(Excerpts from an interface dataset)
^^^^^^^^

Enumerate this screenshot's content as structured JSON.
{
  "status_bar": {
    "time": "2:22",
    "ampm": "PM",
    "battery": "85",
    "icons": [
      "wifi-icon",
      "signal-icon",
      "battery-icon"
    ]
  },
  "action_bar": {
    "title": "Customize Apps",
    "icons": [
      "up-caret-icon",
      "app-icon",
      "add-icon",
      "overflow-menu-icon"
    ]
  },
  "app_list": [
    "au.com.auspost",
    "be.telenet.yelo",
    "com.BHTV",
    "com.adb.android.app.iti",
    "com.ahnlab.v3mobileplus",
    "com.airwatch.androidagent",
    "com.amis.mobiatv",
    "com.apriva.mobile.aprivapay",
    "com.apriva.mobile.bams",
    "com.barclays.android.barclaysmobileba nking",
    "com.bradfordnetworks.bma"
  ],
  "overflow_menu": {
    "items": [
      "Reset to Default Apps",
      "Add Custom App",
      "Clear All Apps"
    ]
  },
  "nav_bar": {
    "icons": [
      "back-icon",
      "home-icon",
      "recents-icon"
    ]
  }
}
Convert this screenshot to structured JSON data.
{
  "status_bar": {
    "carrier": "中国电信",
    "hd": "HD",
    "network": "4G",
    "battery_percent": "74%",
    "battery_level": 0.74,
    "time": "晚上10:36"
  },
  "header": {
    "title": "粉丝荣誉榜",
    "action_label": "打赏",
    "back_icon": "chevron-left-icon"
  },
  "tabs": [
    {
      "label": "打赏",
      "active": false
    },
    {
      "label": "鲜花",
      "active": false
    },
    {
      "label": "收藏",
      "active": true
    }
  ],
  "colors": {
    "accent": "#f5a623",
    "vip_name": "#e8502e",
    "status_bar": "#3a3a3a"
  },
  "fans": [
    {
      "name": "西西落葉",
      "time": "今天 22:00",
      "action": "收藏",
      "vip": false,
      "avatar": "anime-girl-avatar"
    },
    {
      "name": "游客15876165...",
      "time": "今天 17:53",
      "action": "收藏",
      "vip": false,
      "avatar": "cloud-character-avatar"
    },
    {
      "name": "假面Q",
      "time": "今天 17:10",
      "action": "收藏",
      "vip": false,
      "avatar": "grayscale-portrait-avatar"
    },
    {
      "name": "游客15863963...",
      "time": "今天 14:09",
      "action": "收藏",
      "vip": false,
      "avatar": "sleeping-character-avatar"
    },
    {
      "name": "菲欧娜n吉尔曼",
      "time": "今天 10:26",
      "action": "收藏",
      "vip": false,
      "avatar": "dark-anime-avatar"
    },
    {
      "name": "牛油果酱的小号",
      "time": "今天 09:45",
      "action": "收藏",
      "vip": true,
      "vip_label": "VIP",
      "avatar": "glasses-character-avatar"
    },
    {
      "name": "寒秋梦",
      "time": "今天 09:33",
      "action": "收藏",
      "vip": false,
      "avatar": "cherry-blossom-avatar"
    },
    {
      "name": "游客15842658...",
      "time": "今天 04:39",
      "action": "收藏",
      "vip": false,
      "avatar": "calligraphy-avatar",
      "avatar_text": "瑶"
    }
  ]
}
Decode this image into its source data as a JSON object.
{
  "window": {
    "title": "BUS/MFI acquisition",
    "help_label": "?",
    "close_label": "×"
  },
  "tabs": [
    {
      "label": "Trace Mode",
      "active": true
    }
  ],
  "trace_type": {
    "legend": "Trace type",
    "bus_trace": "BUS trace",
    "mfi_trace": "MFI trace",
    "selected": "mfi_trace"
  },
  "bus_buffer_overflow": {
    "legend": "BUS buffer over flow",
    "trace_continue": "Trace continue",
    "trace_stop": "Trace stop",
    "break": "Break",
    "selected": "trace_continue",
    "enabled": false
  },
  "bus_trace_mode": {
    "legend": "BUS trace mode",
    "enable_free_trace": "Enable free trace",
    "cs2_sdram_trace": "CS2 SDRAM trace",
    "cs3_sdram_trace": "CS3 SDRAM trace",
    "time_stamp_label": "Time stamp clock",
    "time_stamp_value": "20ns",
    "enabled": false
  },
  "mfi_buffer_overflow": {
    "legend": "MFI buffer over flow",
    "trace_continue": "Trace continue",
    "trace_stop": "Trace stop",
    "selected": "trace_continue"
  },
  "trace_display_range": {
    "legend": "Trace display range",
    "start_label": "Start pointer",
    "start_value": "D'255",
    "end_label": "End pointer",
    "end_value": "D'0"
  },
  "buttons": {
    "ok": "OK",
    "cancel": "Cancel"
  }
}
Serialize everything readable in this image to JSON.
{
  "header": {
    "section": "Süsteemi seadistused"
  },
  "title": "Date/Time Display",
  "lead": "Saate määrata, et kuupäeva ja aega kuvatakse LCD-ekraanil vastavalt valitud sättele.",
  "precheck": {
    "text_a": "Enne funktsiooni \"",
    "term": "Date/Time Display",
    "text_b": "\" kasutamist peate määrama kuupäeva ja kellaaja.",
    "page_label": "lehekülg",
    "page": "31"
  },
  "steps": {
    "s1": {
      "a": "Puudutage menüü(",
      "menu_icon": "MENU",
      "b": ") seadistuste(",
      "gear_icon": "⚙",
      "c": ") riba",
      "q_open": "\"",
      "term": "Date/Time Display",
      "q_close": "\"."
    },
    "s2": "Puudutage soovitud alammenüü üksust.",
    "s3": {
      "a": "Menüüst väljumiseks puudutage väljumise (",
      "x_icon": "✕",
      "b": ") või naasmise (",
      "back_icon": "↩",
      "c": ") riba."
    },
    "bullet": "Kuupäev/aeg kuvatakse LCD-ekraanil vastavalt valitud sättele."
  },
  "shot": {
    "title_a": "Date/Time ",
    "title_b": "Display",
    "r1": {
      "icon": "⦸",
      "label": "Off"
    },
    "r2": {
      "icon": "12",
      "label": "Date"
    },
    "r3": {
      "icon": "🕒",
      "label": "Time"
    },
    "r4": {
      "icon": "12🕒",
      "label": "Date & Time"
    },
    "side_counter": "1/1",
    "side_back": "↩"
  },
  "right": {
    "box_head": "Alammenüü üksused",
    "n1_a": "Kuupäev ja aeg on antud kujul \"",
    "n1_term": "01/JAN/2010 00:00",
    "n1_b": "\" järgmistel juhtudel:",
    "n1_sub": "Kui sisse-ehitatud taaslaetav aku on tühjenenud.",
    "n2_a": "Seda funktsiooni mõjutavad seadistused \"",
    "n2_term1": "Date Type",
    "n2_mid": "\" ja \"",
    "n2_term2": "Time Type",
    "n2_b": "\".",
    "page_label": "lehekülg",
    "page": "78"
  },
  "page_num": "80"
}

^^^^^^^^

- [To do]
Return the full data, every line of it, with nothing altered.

- [Reply]
Enumerate this screenshot's content as structured JSON.
{
  "status_bar": {
    "time": "2:22",
    "ampm": "PM",
    "battery": "85",
    "icons": [
      "wifi-icon",
      "signal-icon",
      "battery-icon"
    ]
  },
  "action_bar": {
    "title": "Customize Apps",
    "icons": [
      "up-caret-icon",
      "app-icon",
      "add-icon",
      "overflow-menu-icon"
    ]
  },
  "app_list": [
    "au.com.auspost",
    "be.telenet.yelo",
    "com.BHTV",
    "com.adb.android.app.iti",
    "com.ahnlab.v3mobileplus",
    "com.airwatch.androidagent",
    "com.amis.mobiatv",
    "com.apriva.mobile.aprivapay",
    "com.apriva.mobile.bams",
    "com.barclays.android.barclaysmobileba nking",
    "com.bradfordnetworks.bma"
  ],
  "overflow_menu": {
    "items": [
      "Reset to Default Apps",
      "Add Custom App",
      "Clear All Apps"
    ]
  },
  "nav_bar": {
    "icons": [
      "back-icon",
      "home-icon",
      "recents-icon"
    ]
  }
}
Convert this screenshot to structured JSON data.
{
  "status_bar": {
    "carrier": "中国电信",
    "hd": "HD",
    "network": "4G",
    "battery_percent": "74%",
    "battery_level": 0.74,
    "time": "晚上10:36"
  },
  "header": {
    "title": "粉丝荣誉榜",
    "action_label": "打赏",
    "back_icon": "chevron-left-icon"
  },
  "tabs": [
    {
      "label": "打赏",
      "active": false
    },
    {
      "label": "鲜花",
      "active": false
    },
    {
      "label": "收藏",
      "active": true
    }
  ],
  "colors": {
    "accent": "#f5a623",
    "vip_name": "#e8502e",
    "status_bar": "#3a3a3a"
  },
  "fans": [
    {
      "name": "西西落葉",
      "time": "今天 22:00",
      "action": "收藏",
      "vip": false,
      "avatar": "anime-girl-avatar"
    },
    {
      "name": "游客15876165...",
      "time": "今天 17:53",
      "action": "收藏",
      "vip": false,
      "avatar": "cloud-character-avatar"
    },
    {
      "name": "假面Q",
      "time": "今天 17:10",
      "action": "收藏",
      "vip": false,
      "avatar": "grayscale-portrait-avatar"
    },
    {
      "name": "游客15863963...",
      "time": "今天 14:09",
      "action": "收藏",
      "vip": false,
      "avatar": "sleeping-character-avatar"
    },
    {
      "name": "菲欧娜n吉尔曼",
      "time": "今天 10:26",
      "action": "收藏",
      "vip": false,
      "avatar": "dark-anime-avatar"
    },
    {
      "name": "牛油果酱的小号",
      "time": "今天 09:45",
      "action": "收藏",
      "vip": true,
      "vip_label": "VIP",
      "avatar": "glasses-character-avatar"
    },
    {
      "name": "寒秋梦",
      "time": "今天 09:33",
      "action": "收藏",
      "vip": false,
      "avatar": "cherry-blossom-avatar"
    },
    {
      "name": "游客15842658...",
      "time": "今天 04:39",
      "action": "收藏",
      "vip": false,
      "avatar": "calligraphy-avatar",
      "avatar_text": "瑶"
    }
  ]
}
Decode this image into its source data as a JSON object.
{
  "window": {
    "title": "BUS/MFI acquisition",
    "help_label": "?",
    "close_label": "×"
  },
  "tabs": [
    {
      "label": "Trace Mode",
      "active": true
    }
  ],
  "trace_type": {
    "legend": "Trace type",
    "bus_trace": "BUS trace",
    "mfi_trace": "MFI trace",
    "selected": "mfi_trace"
  },
  "bus_buffer_overflow": {
    "legend": "BUS buffer over flow",
    "trace_continue": "Trace continue",
    "trace_stop": "Trace stop",
    "break": "Break",
    "selected": "trace_continue",
    "enabled": false
  },
  "bus_trace_mode": {
    "legend": "BUS trace mode",
    "enable_free_trace": "Enable free trace",
    "cs2_sdram_trace": "CS2 SDRAM trace",
    "cs3_sdram_trace": "CS3 SDRAM trace",
    "time_stamp_label": "Time stamp clock",
    "time_stamp_value": "20ns",
    "enabled": false
  },
  "mfi_buffer_overflow": {
    "legend": "MFI buffer over flow",
    "trace_continue": "Trace continue",
    "trace_stop": "Trace stop",
    "selected": "trace_continue"
  },
  "trace_display_range": {
    "legend": "Trace display range",
    "start_label": "Start pointer",
    "start_value": "D'255",
    "end_label": "End pointer",
    "end_value": "D'0"
  },
  "buttons": {
    "ok": "OK",
    "cancel": "Cancel"
  }
}
Serialize everything readable in this image to JSON.
{
  "header": {
    "section": "Süsteemi seadistused"
  },
  "title": "Date/Time Display",
  "lead": "Saate määrata, et kuupäeva ja aega kuvatakse LCD-ekraanil vastavalt valitud sättele.",
  "precheck": {
    "text_a": "Enne funktsiooni \"",
    "term": "Date/Time Display",
    "text_b": "\" kasutamist peate määrama kuupäeva ja kellaaja.",
    "page_label": "lehekülg",
    "page": "31"
  },
  "steps": {
    "s1": {
      "a": "Puudutage menüü(",
      "menu_icon": "MENU",
      "b": ") seadistuste(",
      "gear_icon": "⚙",
      "c": ") riba",
      "q_open": "\"",
      "term": "Date/Time Display",
      "q_close": "\"."
    },
    "s2": "Puudutage soovitud alammenüü üksust.",
    "s3": {
      "a": "Menüüst väljumiseks puudutage väljumise (",
      "x_icon": "✕",
      "b": ") või naasmise (",
      "back_icon": "↩",
      "c": ") riba."
    },
    "bullet": "Kuupäev/aeg kuvatakse LCD-ekraanil vastavalt valitud sättele."
  },
  "shot": {
    "title_a": "Date/Time ",
    "title_b": "Display",
    "r1": {
      "icon": "⦸",
      "label": "Off"
    },
    "r2": {
      "icon": "12",
      "label": "Date"
    },
    "r3": {
      "icon": "🕒",
      "label": "Time"
    },
    "r4": {
      "icon": "12🕒",
      "label": "Date & Time"
    },
    "side_counter": "1/1",
    "side_back": "↩"
  },
  "right": {
    "box_head": "Alammenüü üksused",
    "n1_a": "Kuupäev ja aeg on antud kujul \"",
    "n1_term": "01/JAN/2010 00:00",
    "n1_b": "\" järgmistel juhtudel:",
    "n1_sub": "Kui sisse-ehitatud taaslaetav aku on tühjenenud.",
    "n2_a": "Seda funktsiooni mõjutavad seadistused \"",
    "n2_term1": "Date Type",
    "n2_mid": "\" ja \"",
    "n2_term2": "Time Type",
    "n2_b": "\".",
    "page_label": "lehekülg",
    "page": "78"
  },
  "page_num": "80"
}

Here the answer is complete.